Strong too is Frank Omura's Unshaven Face, a pile-driving plunge into Audion-Kompakt-James T Cotton territory. All five of the EP's cuts storm in one way or another, from the thrust and throb of “The Juggernaut Addition” to the surging acid-schaffel of “Day Colliders.” The insane “I'll Have You” really tears up the pavement with rabid drum machine chatter and detonating acid roar while “Music To Make Robots To” opts to scatter Monolake-styled billiard balls over the tune's naturally more mechanical groove. That's only half the fun, however, as the track's second half grows progressively more deranged and out-of-control in its pursuit of Audion-inflected dynamism.

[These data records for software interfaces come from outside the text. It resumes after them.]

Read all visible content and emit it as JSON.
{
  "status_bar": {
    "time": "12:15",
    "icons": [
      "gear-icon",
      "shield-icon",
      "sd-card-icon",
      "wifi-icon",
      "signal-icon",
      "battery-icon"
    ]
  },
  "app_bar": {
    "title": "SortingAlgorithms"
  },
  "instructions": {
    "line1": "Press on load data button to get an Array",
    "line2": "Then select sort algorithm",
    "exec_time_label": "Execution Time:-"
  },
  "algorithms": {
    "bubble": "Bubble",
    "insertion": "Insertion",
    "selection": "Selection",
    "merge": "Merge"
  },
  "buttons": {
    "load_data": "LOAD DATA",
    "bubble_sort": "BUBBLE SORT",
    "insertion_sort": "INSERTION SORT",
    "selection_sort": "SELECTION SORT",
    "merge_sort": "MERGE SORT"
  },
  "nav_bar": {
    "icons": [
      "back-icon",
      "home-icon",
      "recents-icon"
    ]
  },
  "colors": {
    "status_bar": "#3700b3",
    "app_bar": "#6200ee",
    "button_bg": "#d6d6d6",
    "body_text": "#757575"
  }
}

Brash and confident in its production design, Warez's Sound merges downtempo beat propulsion rooted in funk and hip-hop, dense synth-heavy melodic weaves, Daedelus-styled irreverence, and sliced'n'diced soul vocals into an eleven-track futurama. An uplifting vibe permeates the material with Warez diving into laid-back hip-hop crate-digging (“Sweeten My Dream: Midnight”) and lush electro-funk-hop (“Sanctuary”) at one moment and tight bass-heavy workouts (“Ascension”) and sweetly buoyant electro-funk (“I'll Take You There”) the next. While there's a hint of Burial in the chopped vocals that swim through a picturesque pool of slippery head-nod and electro-synth intertwine in “Soul Pop” and “My Stylish Black Friends,” Sound's fresh tracks offer no shortage of tasty material to sink one's teeth into.

October 2008